Although Argentina’s oil production is falling to less than 500,000 b/d from an average of 511,000 b/d in 2016, Aranguren said: “It will be the balance between local production and opportunities to import crude.”
NOT PARTICIPATING IN OPEC/NON-OPEC TALKS
Argentina is not concerned about the current $50/b oil price, and is more concerned about gas prices because of its higher exposure, Aranguren said.
“Honestly, we are more concerned about natural gas prices than oil prices,” Aranguren said. “Of course we are producing oil, but you need to take into account that our energy mix in Argentina is dominated by natural gas –54% of our primary energy mix is gas.”
“In the case of oil, we are importing few cargoes per year so we are not so concerned,” he said.
Argentina currently imports LNG with a reference to US Henry Hub or UK Brent crude prices, Aranguren said.
“Currently, we are importing at around $5.50-6/MMBtu, when Henry Hub is at $3/MMBtu,” he said.
Taking into account liquefaction, transportation and regasification costs, Aranguren said: “So in the particular case of Argentina, marginal prices are higher.

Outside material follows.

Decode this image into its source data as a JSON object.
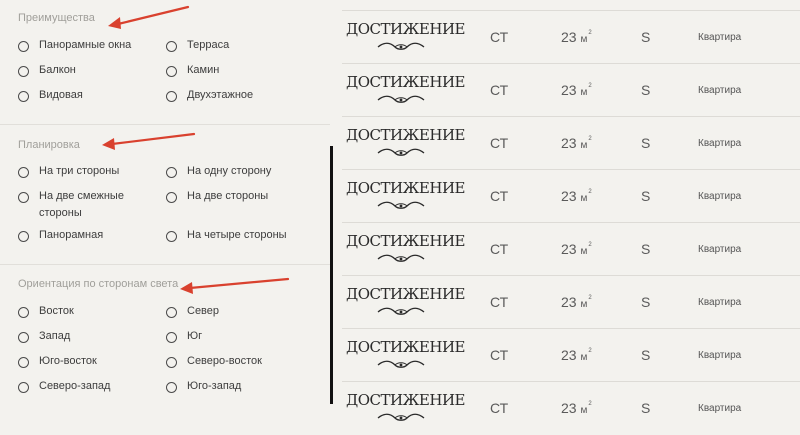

That’s a reason why we have some incentives for local companies to increase production.”
Asked to comment on whether Argentina is attending a meeting between OPEC and non-OPEC producers in Vienna about coordinating production cuts on May 25, Aranguren said: “Argentina is not participating in this type of gathering.” “In fact, honestly we do not believe in this type of situation where the pricing results should be a consequence of market interaction — market forces — supply and demand,” he said.
RISING INVESTMENTS IN VACA MUERTA
Despite the low oil price investments, Aranguren said Argentina expects to see a rise in investments in Vaca Muerta, the country’s biggest shale play, in the next few years.
“We reckon that in the case of Vaca Muerta this year will be around $3.5-4 billion, and next year will be around $10 [billion],” said Aranguren, adding that investments are expected to rise further to around $15 billion-$20 billion/year in a six-year period from 2019.
Investments in Vaca Muerta are set to rise to $20 billion/year in 2019 as more companies bet on the production potential, Argentina Minister of Production Francisco Cabrera said on May 10.
Investment started to rise in Vaca Muerta this year after the governments of Argentina and Neuquen province reached a deal with producers and unions designed to cap tax pressure, reduce labor costs and improve worker productivity to make drilling for shale and tight resources cheaper and more competitive.
In order to boost shale production, Aranguren said Argentina needs to build infrastructure, adding that the country has plans in place.
“We need companies, Japanese companies like Mitsui and Marubeni that are prepared to invest in midstream,” Aranguren said. “In order to develop gas pipelines, early production facilitates, railways in order to bring sand, pipelines and water to the area where we produce shale oil and shale gas.”
Commenting on Argentina’s planned launch of its first offshore bidding round since the early 1990s by year-end, Aranguren said: “We are taking some early steps to make sure that by the next decade we will have a plenty of projects in the pipeline in order to satisfy the country’s energy needs.”
JAPAN, ARGENTINA TRADE, INVESTMENT ROADMAP
Japan’s Ministry of Economy, Trade and Industry and Argentina’s Ministry of Production, meanwhile, agreed Friday on a roadmap for bilateral cooperation to enhance trade and investment.
Following the agreement, Argentina’s MOP and the Argentina Investment and Trade Promotion Agency will formulate and implement an action plan to promote Japanese investment in Argentina in sectors including energy, infrastructure and oil and gas in fiscal year 2017, according to a statement.